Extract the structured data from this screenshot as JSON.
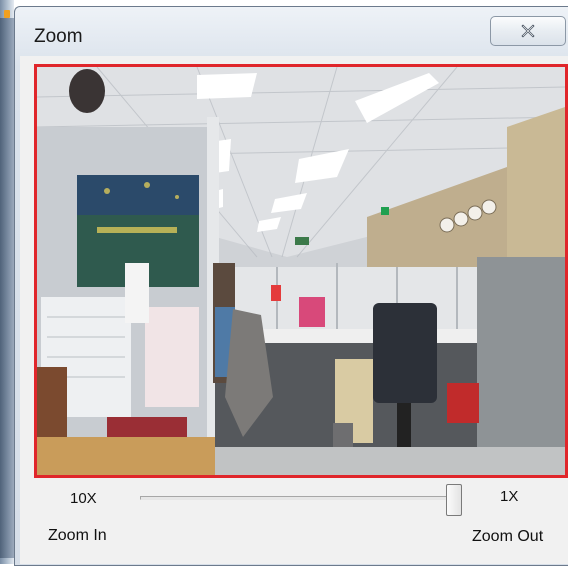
{
  "window": {
    "title": "Zoom",
    "background_title": "",
    "close_icon": "close-x-icon"
  },
  "camera": {
    "osd_left": "",
    "osd_right": "",
    "frame_color": "#e0262b"
  },
  "zoom": {
    "max_label": "10X",
    "min_label": "1X",
    "zoom_in_label": "Zoom In",
    "zoom_out_label": "Zoom Out",
    "level_fraction_toward_zoom_out": 0.98
  }
}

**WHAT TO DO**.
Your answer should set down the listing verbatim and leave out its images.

**SOLUTION TO THIS TASK**.
Extract the structured data from this screenshot as JSON.
{
  "window": {
    "title": "Zoom",
    "background_title": "",
    "close_icon": "close-x-icon"
  },
  "camera": {
    "osd_left": "",
    "osd_right": "",
    "frame_color": "#e0262b"
  },
  "zoom": {
    "max_label": "10X",
    "min_label": "1X",
    "zoom_in_label": "Zoom In",
    "zoom_out_label": "Zoom Out",
    "level_fraction_toward_zoom_out": 0.98
  }
}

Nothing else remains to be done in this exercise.